Iconic trains to maximise tourism on Borders Rail
Written by Kevin Rennie on August 21, 2013
Iconic railway engines will be chartered to carry passengers on the Borders Rail to increase tourism and maximise the advantage of the beautiful setting of the new line under new plans unveiled by First Minister Alex Salmond today.
The First Minister confirmed discussions were taking place with charter firms to secure the use of symbolic trains to run on the line to attract more tourists and railway enthusiasts to the Borders after the project is complete in 2015.
Speaking from Hawick as part of the Scottish Government’s summer cabinet programme, Mr Salmond announced that the initiative would begin as soon as the line opened, with plans already underway to secure a famous steam train for the launch ceremony.
The First Minister said the “stunning scenery” that lines the 30 mile route would be a major draw for visitors, with plans also well advanced to expand the proposed terminal station at Tweedbank to ensure that the infrastructure was in place to handle tourist trains carrying hundreds of passengers.
The First Minister said:
“There can be few railway journeys anywhere to match the stunning scenery that will line the route of the new Borders Rail when it opens in 2015, more than 40 years after the last rail service to the region closed.
“As well as a vital commuter route, the reopened line will provide outstanding opportunities for tourism in the Borders, with passengers expected to flock to see the many fantastic attractions and experiences on offer here, not to mention the attraction that the new line will have for railway enthusiasts.
“It’s important that we maximise these opportunities, offering passengers every reason to travel on the new line, and I am delighted to announce that talks are now underway with charter train firms to ensure that people have an unforgettable experience travelling along this incredible rail route on some iconic rail engines.

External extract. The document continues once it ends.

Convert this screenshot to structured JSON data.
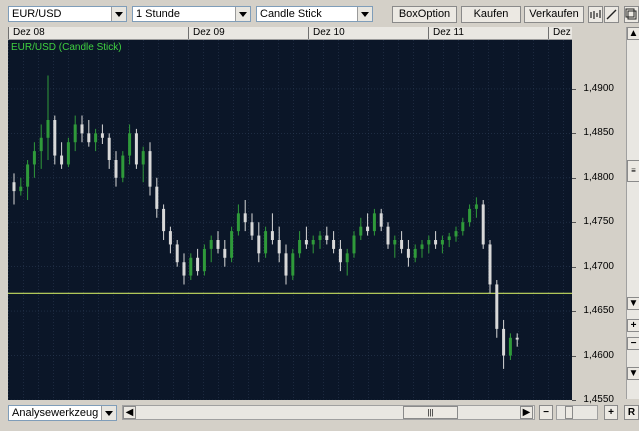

“We have already announced plans to expand the proposed new station at Tweedbank to cope with the influx of tourist trains expected on the line after its completion, and I hope that the glorious thought of some historic and symbolic trains winding their way down the new 30 mile track will be enough to tempt even more people to spend some time in the Borders.”